* [YOUR INSTRUCTIONS]: For this exercise, set down all the records exactly as given.

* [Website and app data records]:

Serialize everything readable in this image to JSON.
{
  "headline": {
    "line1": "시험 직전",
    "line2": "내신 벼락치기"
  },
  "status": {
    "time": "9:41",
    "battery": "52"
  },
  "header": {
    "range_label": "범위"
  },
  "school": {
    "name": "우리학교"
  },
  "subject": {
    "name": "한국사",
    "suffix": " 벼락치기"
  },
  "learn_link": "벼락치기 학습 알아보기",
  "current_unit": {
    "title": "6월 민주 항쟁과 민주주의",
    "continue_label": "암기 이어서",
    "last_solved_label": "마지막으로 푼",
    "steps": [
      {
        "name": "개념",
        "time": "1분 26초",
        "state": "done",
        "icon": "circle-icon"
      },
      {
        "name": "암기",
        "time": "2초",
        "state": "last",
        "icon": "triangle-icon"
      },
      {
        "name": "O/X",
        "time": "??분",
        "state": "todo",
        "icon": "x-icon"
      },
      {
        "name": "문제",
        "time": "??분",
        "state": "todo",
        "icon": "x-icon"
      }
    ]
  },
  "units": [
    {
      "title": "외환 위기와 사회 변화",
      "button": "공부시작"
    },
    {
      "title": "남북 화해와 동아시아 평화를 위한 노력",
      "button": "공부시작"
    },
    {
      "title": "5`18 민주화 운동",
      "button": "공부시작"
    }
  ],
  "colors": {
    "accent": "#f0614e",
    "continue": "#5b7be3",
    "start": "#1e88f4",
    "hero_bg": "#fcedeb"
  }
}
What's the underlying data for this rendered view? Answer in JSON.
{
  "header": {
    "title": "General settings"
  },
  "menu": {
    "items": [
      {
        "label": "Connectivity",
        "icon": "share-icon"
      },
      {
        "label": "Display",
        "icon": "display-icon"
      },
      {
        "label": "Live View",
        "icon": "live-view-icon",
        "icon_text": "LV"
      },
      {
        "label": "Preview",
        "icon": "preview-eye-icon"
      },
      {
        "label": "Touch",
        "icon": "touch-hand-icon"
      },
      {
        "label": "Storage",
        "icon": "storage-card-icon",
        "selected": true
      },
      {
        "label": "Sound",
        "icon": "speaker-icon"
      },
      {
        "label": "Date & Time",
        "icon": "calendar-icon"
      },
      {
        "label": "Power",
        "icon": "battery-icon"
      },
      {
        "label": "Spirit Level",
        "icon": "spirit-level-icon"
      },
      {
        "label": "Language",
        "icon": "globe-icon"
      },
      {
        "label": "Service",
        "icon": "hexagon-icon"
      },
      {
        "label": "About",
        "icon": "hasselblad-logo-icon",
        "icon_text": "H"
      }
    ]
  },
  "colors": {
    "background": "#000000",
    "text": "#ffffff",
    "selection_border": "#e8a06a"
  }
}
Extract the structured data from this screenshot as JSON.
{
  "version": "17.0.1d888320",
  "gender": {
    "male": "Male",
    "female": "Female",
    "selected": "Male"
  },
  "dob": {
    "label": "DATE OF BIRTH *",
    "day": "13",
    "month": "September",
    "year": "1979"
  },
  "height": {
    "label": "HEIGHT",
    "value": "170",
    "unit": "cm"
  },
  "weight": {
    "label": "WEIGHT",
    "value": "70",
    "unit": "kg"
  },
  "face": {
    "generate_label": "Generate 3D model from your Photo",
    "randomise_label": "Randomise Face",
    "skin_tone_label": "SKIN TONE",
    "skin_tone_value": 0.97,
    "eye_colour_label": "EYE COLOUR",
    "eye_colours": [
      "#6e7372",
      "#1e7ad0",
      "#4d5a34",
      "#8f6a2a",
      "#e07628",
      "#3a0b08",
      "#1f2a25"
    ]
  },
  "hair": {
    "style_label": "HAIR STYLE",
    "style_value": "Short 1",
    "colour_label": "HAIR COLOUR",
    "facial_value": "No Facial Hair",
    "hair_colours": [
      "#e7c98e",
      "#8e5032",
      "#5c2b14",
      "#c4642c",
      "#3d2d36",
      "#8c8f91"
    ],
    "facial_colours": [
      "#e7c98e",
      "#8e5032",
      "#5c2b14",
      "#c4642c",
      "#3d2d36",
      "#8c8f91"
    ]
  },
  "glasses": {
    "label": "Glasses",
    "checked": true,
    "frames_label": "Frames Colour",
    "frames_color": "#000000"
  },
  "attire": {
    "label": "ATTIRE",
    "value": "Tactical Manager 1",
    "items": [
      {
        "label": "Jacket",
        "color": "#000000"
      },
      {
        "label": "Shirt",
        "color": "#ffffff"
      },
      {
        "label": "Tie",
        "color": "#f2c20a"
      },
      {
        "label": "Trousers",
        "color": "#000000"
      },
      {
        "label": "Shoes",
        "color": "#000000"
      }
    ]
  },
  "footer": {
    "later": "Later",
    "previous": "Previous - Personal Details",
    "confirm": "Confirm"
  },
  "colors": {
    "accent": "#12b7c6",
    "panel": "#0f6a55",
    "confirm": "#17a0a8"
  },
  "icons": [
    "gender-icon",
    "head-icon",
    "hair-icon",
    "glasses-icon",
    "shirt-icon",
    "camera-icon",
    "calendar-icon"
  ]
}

* [FINISHED EXERCISE]:
Serialize everything readable in this image to JSON.
{
  "headline": {
    "line1": "시험 직전",
    "line2": "내신 벼락치기"
  },
  "status": {
    "time": "9:41",
    "battery": "52"
  },
  "header": {
    "range_label": "범위"
  },
  "school": {
    "name": "우리학교"
  },
  "subject": {
    "name": "한국사",
    "suffix": " 벼락치기"
  },
  "learn_link": "벼락치기 학습 알아보기",
  "current_unit": {
    "title": "6월 민주 항쟁과 민주주의",
    "continue_label": "암기 이어서",
    "last_solved_label": "마지막으로 푼",
    "steps": [
      {
        "name": "개념",
        "time": "1분 26초",
        "state": "done",
        "icon": "circle-icon"
      },
      {
        "name": "암기",
        "time": "2초",
        "state": "last",
        "icon": "triangle-icon"
      },
      {
        "name": "O/X",
        "time": "??분",
        "state": "todo",
        "icon": "x-icon"
      },
      {
        "name": "문제",
        "time": "??분",
        "state": "todo",
        "icon": "x-icon"
      }
    ]
  },
  "units": [
    {
      "title": "외환 위기와 사회 변화",
      "button": "공부시작"
    },
    {
      "title": "남북 화해와 동아시아 평화를 위한 노력",
      "button": "공부시작"
    },
    {
      "title": "5`18 민주화 운동",
      "button": "공부시작"
    }
  ],
  "colors": {
    "accent": "#f0614e",
    "continue": "#5b7be3",
    "start": "#1e88f4",
    "hero_bg": "#fcedeb"
  }
}
What's the underlying data for this rendered view? Answer in JSON.
{
  "header": {
    "title": "General settings"
  },
  "menu": {
    "items": [
      {
        "label": "Connectivity",
        "icon": "share-icon"
      },
      {
        "label": "Display",
        "icon": "display-icon"
      },
      {
        "label": "Live View",
        "icon": "live-view-icon",
        "icon_text": "LV"
      },
      {
        "label": "Preview",
        "icon": "preview-eye-icon"
      },
      {
        "label": "Touch",
        "icon": "touch-hand-icon"
      },
      {
        "label": "Storage",
        "icon": "storage-card-icon",
        "selected": true
      },
      {
        "label": "Sound",
        "icon": "speaker-icon"
      },
      {
        "label": "Date & Time",
        "icon": "calendar-icon"
      },
      {
        "label": "Power",
        "icon": "battery-icon"
      },
      {
        "label": "Spirit Level",
        "icon": "spirit-level-icon"
      },
      {
        "label": "Language",
        "icon": "globe-icon"
      },
      {
        "label": "Service",
        "icon": "hexagon-icon"
      },
      {
        "label": "About",
        "icon": "hasselblad-logo-icon",
        "icon_text": "H"
      }
    ]
  },
  "colors": {
    "background": "#000000",
    "text": "#ffffff",
    "selection_border": "#e8a06a"
  }
}
Extract the structured data from this screenshot as JSON.
{
  "version": "17.0.1d888320",
  "gender": {
    "male": "Male",
    "female": "Female",
    "selected": "Male"
  },
  "dob": {
    "label": "DATE OF BIRTH *",
    "day": "13",
    "month": "September",
    "year": "1979"
  },
  "height": {
    "label": "HEIGHT",
    "value": "170",
    "unit": "cm"
  },
  "weight": {
    "label": "WEIGHT",
    "value": "70",
    "unit": "kg"
  },
  "face": {
    "generate_label": "Generate 3D model from your Photo",
    "randomise_label": "Randomise Face",
    "skin_tone_label": "SKIN TONE",
    "skin_tone_value": 0.97,
    "eye_colour_label": "EYE COLOUR",
    "eye_colours": [
      "#6e7372",
      "#1e7ad0",
      "#4d5a34",
      "#8f6a2a",
      "#e07628",
      "#3a0b08",
      "#1f2a25"
    ]
  },
  "hair": {
    "style_label": "HAIR STYLE",
    "style_value": "Short 1",
    "colour_label": "HAIR COLOUR",
    "facial_value": "No Facial Hair",
    "hair_colours": [
      "#e7c98e",
      "#8e5032",
      "#5c2b14",
      "#c4642c",
      "#3d2d36",
      "#8c8f91"
    ],
    "facial_colours": [
      "#e7c98e",
      "#8e5032",
      "#5c2b14",
      "#c4642c",
      "#3d2d36",
      "#8c8f91"
    ]
  },
  "glasses": {
    "label": "Glasses",
    "checked": true,
    "frames_label": "Frames Colour",
    "frames_color": "#000000"
  },
  "attire": {
    "label": "ATTIRE",
    "value": "Tactical Manager 1",
    "items": [
      {
        "label": "Jacket",
        "color": "#000000"
      },
      {
        "label": "Shirt",
        "color": "#ffffff"
      },
      {
        "label": "Tie",
        "color": "#f2c20a"
      },
      {
        "label": "Trousers",
        "color": "#000000"
      },
      {
        "label": "Shoes",
        "color": "#000000"
      }
    ]
  },
  "footer": {
    "later": "Later",
    "previous": "Previous - Personal Details",
    "confirm": "Confirm"
  },
  "colors": {
    "accent": "#12b7c6",
    "panel": "#0f6a55",
    "confirm": "#17a0a8"
  },
  "icons": [
    "gender-icon",
    "head-icon",
    "hair-icon",
    "glasses-icon",
    "shirt-icon",
    "camera-icon",
    "calendar-icon"
  ]
}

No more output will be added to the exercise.